A Personal Revolution

Finally, belief in one God can lead to a personal revolution. The first commandment can change your life. ‘You shall have no other gods before me.’ Who does not tremble when they hear that? This commandment affirms God’s claim to our lives and our loyalty. God comes first. He brooks no rivals. He has made us for himself alone, and our lives are restless and unsatisfied if we fill the place that God should occupy with lesser loves and lesser loyalties.

‘Your God is really that to which you are prepared to give all your time, all your strength, all your obedience,’ says William Barclay, former Professor of New Testament at Glasgow University. ‘Your God is that which is most important in your life.’ (The Old Law and the New Law, [Edinburgh, St Andrew Press, 1972], p.9). Barclay suggests that today money, pleasure, and self most commonly take the place of God. What holds first place in your affections?

We are to love God undividedly, with our whole heart, mind, soul and strength. Personal frustration is always the result of having other gods or consuming interests than God. A person trying to serve two masters has divided loyalties, is always half-hearted. The great nineteenth century Danish philosopher Soren Kierkegaard said, ‘Purity of heart is to will one thing.’ A consuming passion for the one God is the key to an integrated personality and a fulfilling life.

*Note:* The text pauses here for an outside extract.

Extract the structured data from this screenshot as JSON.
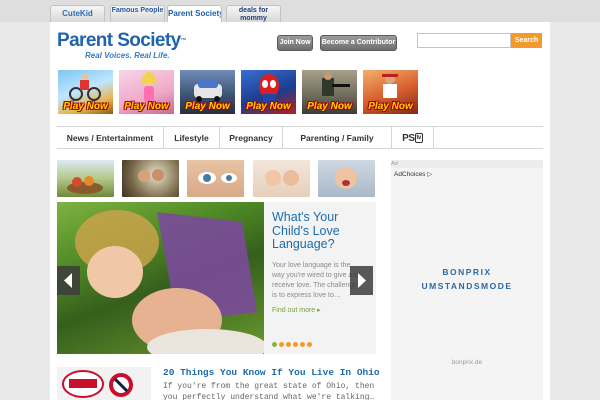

Let go whatever has usurped God’s place in your life, whether it be work, sport, money, comfort, worry about future security, a wrong relationship. Put God first.